A favourite quote and a way by which to approach life.

Today is the tomorrow that you worried about yesterday.

Friday, 4 October 2013

Holiday time (part one)

It's about time that I got back to you with news of my holiday, given that I promised you a post about it two posts ago, and it's now almost a month since I got back.  It doesn't feel anything like a month, probably because I've looked back over the photos over and over again, and relived the holiday.  I had a wonderful time, and even though I went away on my own, I wasn't lonely in the least.  I've actually always enjoyed going on holiday on my own, I think because I can take my time, keep doing something that I'm really enjoying or stop doing something I'm not getting much out of without having to worry about whether or not it's what anyone else wants to do.  Most importantly this time was that I could pace myself without that concern of boring anyone else, and I spent a lot of time enjoying views or doing things that took little energy.

I took a lot of photos while I was away, so the best way to share my holiday with you is probably to share some of the photos (I won't post all 388).

The place that I was probably 'busiest' was Stratford-upon-Avon.  I was only there for three days, and there was a lot too see, it being where Shakespeare was born and grew up.

First up, a couple of photos of Stratford-upon-Avon itself:

And here's a photo of the inside of the RSC Theatre where I went to see their current production of All's Well that Ends Well.  It's kind of an odd production in terms of placing it in time as the clothing spans several centuries and the opening scene is absolutely up to date, but it works.  It was a fantastic production, brilliant performance, and a wonderful experience seeing the play in a 'theatre in the round' and the home of the RSC.

So, my first port of call in terms of Shakespearean buildings was Shakespeare's birthplace.  I couldn't get upstairs, though the Shakespeare Birthplace Trust have done brilliantly with providing disabled access.  They have portable ramps in and out of the buildings whenever they're needed, and whenever it's not possible to use these ramps inside (which is actually most of the properties) they provide a photo album or video point with info and pictures of the upstairs rooms.  Anyway, here's Shakespeare's birthplace:

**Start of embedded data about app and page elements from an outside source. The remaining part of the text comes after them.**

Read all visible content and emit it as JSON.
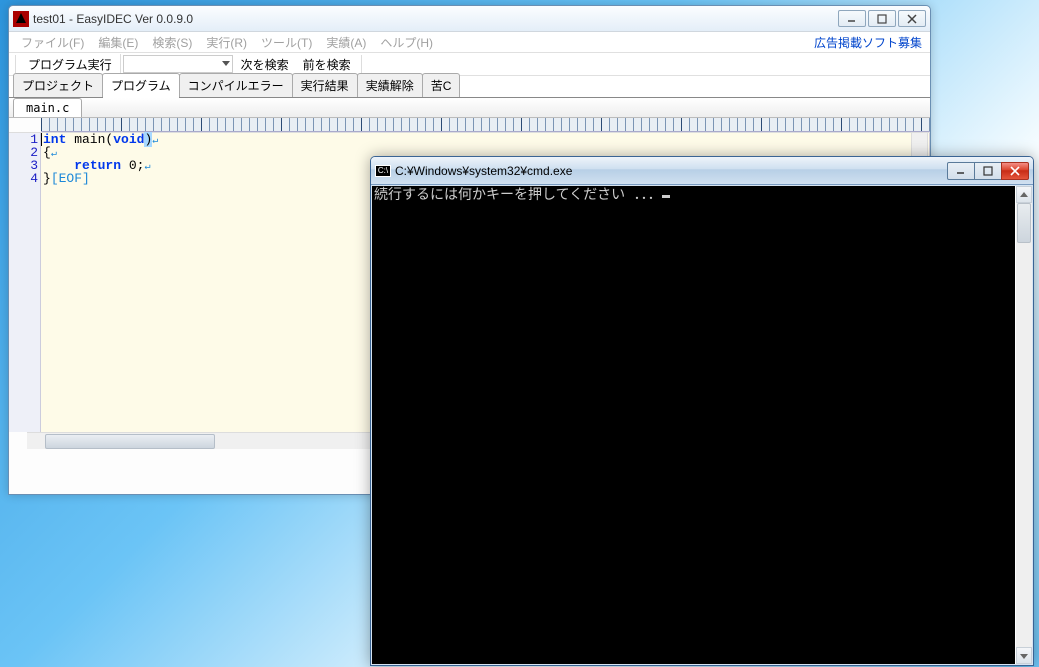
{
  "ide": {
    "title": "test01 - EasyIDEC Ver 0.0.9.0",
    "menu": {
      "file": "ファイル(F)",
      "edit": "編集(E)",
      "search": "検索(S)",
      "run": "実行(R)",
      "tool": "ツール(T)",
      "result": "実績(A)",
      "help": "ヘルプ(H)"
    },
    "ad_link": "広告掲載ソフト募集",
    "toolbar": {
      "run_label": "プログラム実行",
      "next_search": "次を検索",
      "prev_search": "前を検索"
    },
    "tabs": {
      "project": "プロジェクト",
      "program": "プログラム",
      "compile_error": "コンパイルエラー",
      "exec_result": "実行結果",
      "result_unlock": "実績解除",
      "kurushic": "苦C"
    },
    "file_tab": "main.c",
    "code": {
      "line1_kw1": "int",
      "line1_fn": " main",
      "line1_rest1": "(",
      "line1_kw2": "void",
      "line1_rest2": ")",
      "line2": "{",
      "line3_indent": "    ",
      "line3_kw": "return",
      "line3_rest": " 0;",
      "line4_a": "}",
      "line4_eof": "[EOF]",
      "eol_mark": "↵"
    },
    "line_numbers": [
      "1",
      "2",
      "3",
      "4"
    ]
  },
  "cmd": {
    "title": "C:¥Windows¥system32¥cmd.exe",
    "output": "続行するには何かキーを押してください ．．．",
    "icon_label": "C:\\"
  }
}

I then went to New Place and Nash's House (they're on the same site).  Actually, the house New Place doesn't actually exist any longer, but it was on the same plot - sort of in the garden of Nash's House.  This is where Shakespeare died, where his daughter first lived, and where his granddaughter then lived.

The big dip you can see in that last photo is where New Place was.  It burnt down.  I can't remember when, but I think it was a few hundred years ago.

From there I went to Holy Trinity Church where Shakespeare and all his family were interred.  I also include a photo here of the font in which it's thought he was baptised.

Next up was Hall's Croft - the married home of Shakespeare's eldest daughter, Susanna, to Dr John Hall.

The final Shakespearean property I went to (I didn't get to Mary Arden's Farm) was Anne Hathaway's Cottage.  Anne Hathaway, in case you don't know, is the woman who became Shakespeare's wife, and the big long seat by the fireplace that you'll see in one of the photos is called 'wooing seat'.  It's said to be the seat in which Anne and William sat beside each other over Will's regular visits to Anne's house, and in which Shakespeare 'wooed' his fiancĂ© and proposed to her.  On these visits he would also have had to please Anne's family, although Anne and William had to marry as Anne was already pregnant.  So anyway, here are lots of photos of the house and the beautiful expansive gardens:

Oh yeah, as you see, there are several modern sculptures in the gardens, but I liked them.  The gardens were a lovely place to relax, and wander around.  I didn't take any photos along the forest walk (trundle), partly because it was a relatively new feature and it didn't really feel finished and there wasn't much to take photos off.  The lavender in the bottom photo was part of a maze.  It's quite possibly the easiest maze in the world to find your way through as the lavender isn't even knee-height, but it was a pleasant feature that produced the most delicious smell, and a wonderful feeding place for lots of butterflies.  I sat and watched the butterflies for ages, and soaked up the wonderful lavender aroma that reminded me of my grandmother.

So that was my three days in Stratford-upon-Avon, and probably enough for now.  I'll be back before long with an instalment about my time in Dorset, and again it will involve lots of photos.

1 comment:

Zim said...

Very interesting town and wonderful photoes! Architecture is similar to traditional German buildings. I'm keen on in history and I'm curious, if it is only little similarity, or something more (finally, English people have mutual roots with German). Greetings from warm and sunny Poland! :)